- **Problem**: Task for the records below: count the lines that contain the word "notifications" and give only that number.

- **Input data**:
☆ ☆ ☆ ☆

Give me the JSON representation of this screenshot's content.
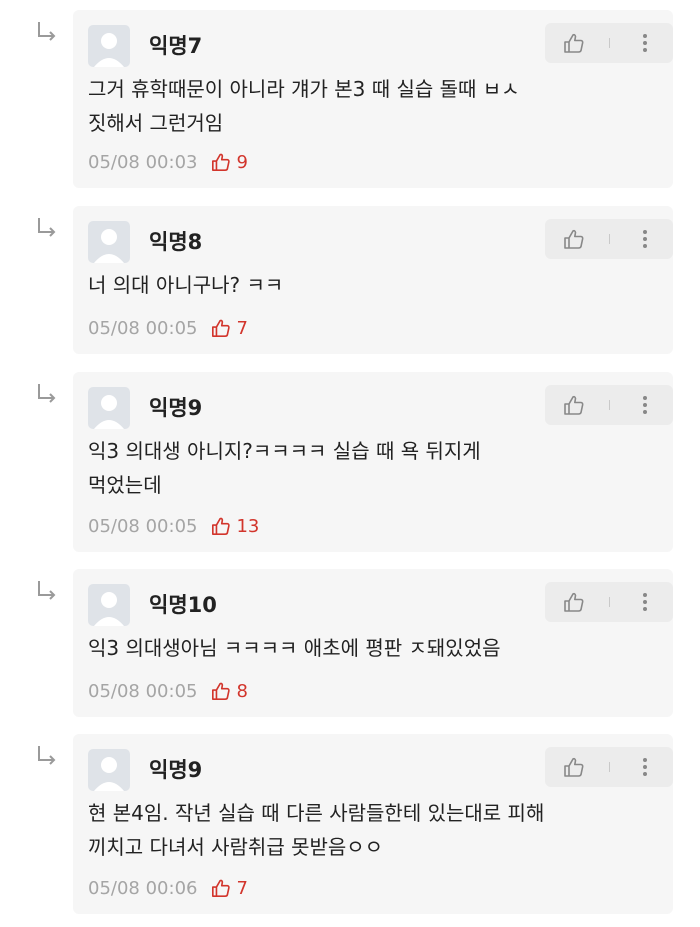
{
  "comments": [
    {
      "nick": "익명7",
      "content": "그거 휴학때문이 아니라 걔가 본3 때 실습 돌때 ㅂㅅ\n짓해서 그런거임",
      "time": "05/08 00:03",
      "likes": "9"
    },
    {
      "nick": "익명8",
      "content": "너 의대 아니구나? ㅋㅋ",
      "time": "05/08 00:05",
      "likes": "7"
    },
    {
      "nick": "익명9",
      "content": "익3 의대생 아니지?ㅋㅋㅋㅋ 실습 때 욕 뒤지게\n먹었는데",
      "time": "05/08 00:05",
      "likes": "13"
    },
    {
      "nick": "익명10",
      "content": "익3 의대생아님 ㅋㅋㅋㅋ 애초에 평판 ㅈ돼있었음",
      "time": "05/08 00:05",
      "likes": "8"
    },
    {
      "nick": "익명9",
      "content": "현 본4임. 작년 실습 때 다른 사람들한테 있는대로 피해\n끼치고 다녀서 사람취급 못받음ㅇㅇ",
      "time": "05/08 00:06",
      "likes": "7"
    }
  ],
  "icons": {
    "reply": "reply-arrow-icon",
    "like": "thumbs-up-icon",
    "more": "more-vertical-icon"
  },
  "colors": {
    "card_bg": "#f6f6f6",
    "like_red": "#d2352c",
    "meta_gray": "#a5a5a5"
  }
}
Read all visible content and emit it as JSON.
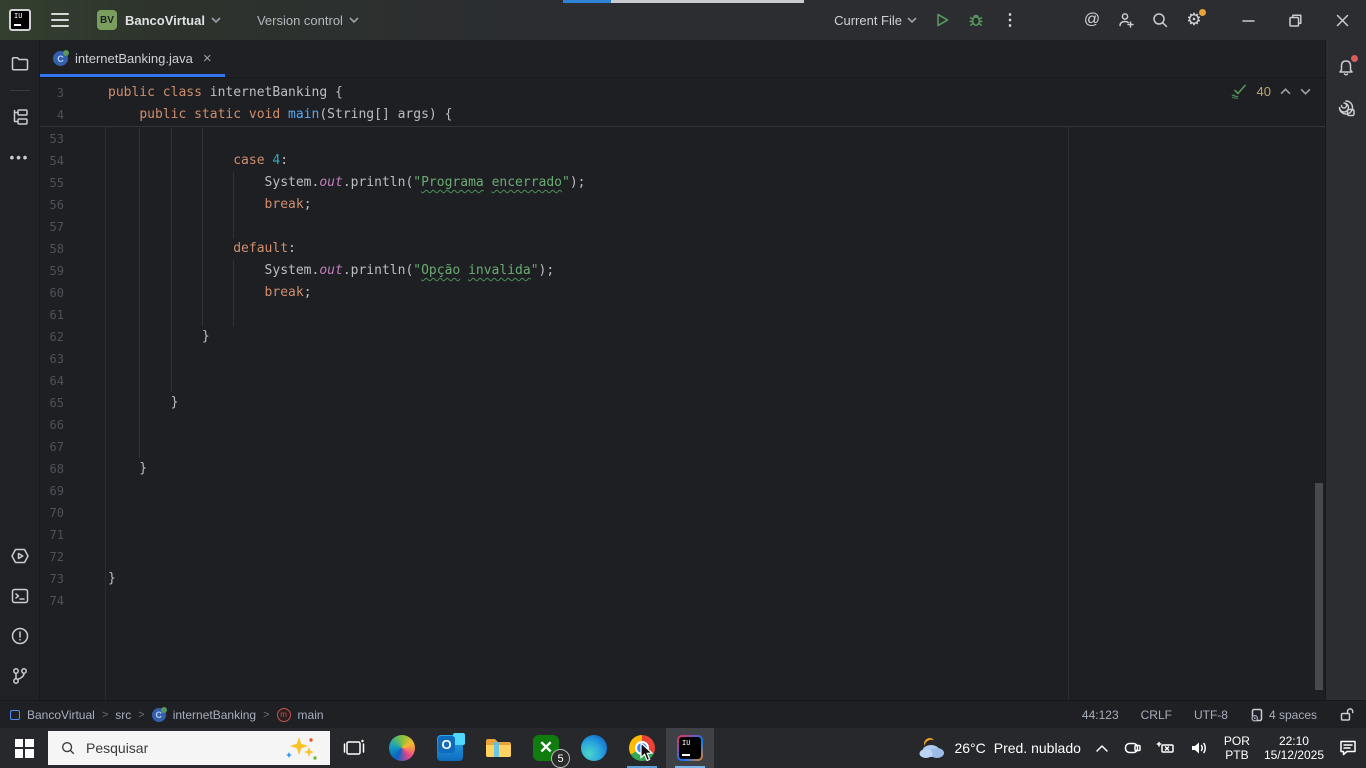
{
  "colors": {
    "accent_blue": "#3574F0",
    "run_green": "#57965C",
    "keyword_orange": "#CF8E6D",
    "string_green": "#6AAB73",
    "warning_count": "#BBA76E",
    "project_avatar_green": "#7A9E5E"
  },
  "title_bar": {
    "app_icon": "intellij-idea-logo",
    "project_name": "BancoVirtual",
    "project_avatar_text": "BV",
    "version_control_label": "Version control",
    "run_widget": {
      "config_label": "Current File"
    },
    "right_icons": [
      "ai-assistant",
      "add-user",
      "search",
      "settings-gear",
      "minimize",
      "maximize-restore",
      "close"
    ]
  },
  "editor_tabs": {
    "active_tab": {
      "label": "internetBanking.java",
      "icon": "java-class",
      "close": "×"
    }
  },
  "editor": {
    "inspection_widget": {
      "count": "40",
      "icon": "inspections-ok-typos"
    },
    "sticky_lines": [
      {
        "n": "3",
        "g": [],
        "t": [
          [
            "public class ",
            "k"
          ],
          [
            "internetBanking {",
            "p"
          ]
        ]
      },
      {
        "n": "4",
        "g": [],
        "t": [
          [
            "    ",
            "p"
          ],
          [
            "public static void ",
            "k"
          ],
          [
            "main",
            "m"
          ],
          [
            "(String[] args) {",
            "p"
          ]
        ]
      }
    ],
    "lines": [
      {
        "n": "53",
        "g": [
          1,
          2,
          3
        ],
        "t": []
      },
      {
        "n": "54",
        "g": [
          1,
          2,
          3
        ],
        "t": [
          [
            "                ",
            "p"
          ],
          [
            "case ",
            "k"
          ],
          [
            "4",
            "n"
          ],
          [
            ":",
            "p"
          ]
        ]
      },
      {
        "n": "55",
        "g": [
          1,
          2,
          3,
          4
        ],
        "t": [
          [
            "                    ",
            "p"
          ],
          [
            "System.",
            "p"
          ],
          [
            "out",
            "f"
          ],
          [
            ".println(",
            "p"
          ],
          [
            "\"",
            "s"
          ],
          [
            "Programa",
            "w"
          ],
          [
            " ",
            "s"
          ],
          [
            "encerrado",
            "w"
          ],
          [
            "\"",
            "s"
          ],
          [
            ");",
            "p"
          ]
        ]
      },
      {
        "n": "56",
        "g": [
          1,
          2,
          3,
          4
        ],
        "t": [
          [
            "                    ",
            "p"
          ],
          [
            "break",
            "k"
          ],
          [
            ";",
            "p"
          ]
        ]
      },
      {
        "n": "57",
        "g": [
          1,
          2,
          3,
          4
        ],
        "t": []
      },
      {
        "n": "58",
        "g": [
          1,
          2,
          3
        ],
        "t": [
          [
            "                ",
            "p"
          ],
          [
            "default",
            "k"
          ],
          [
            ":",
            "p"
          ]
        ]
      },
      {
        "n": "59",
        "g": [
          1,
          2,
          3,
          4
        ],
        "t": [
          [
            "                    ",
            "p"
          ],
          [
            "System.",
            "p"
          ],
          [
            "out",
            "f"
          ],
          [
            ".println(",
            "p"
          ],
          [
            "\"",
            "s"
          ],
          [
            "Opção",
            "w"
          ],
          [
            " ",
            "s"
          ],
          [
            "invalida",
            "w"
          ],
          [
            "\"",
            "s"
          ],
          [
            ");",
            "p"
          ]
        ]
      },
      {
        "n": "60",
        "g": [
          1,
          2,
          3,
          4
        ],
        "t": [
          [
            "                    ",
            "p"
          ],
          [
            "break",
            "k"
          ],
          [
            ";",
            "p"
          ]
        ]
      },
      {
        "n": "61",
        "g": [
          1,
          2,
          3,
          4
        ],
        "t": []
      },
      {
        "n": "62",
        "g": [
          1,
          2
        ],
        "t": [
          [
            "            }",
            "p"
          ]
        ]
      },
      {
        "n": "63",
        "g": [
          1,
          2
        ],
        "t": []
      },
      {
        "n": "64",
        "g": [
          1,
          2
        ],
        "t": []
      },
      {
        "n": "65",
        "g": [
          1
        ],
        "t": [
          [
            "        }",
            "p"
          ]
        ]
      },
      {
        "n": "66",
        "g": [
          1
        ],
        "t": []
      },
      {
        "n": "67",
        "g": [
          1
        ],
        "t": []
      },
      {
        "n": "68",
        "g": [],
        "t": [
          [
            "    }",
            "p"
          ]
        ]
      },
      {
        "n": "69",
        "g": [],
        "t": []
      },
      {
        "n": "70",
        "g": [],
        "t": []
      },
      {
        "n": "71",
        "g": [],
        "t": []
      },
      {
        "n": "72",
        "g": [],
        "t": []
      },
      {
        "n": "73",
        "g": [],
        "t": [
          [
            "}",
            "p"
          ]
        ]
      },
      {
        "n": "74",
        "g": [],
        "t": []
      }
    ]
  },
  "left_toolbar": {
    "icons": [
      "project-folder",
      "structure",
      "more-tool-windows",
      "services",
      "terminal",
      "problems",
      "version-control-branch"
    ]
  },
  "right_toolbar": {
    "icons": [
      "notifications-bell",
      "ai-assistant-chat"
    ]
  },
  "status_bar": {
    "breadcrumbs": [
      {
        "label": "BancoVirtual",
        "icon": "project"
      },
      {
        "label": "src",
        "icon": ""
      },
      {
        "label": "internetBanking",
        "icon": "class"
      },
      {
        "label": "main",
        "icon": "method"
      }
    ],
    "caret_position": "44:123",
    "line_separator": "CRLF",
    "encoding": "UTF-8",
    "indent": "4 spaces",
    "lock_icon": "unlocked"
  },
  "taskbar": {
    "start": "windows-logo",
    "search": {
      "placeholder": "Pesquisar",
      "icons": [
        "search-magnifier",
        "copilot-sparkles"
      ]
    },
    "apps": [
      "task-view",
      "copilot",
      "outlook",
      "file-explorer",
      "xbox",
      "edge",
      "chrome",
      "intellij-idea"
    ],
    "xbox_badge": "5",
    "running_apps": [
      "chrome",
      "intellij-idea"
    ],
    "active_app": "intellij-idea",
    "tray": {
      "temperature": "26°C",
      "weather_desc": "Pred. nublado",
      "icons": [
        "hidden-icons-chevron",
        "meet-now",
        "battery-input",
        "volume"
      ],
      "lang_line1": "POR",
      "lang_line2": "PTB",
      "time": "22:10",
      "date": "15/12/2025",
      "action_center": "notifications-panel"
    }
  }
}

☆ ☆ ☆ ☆

- **Solved exercise**: 2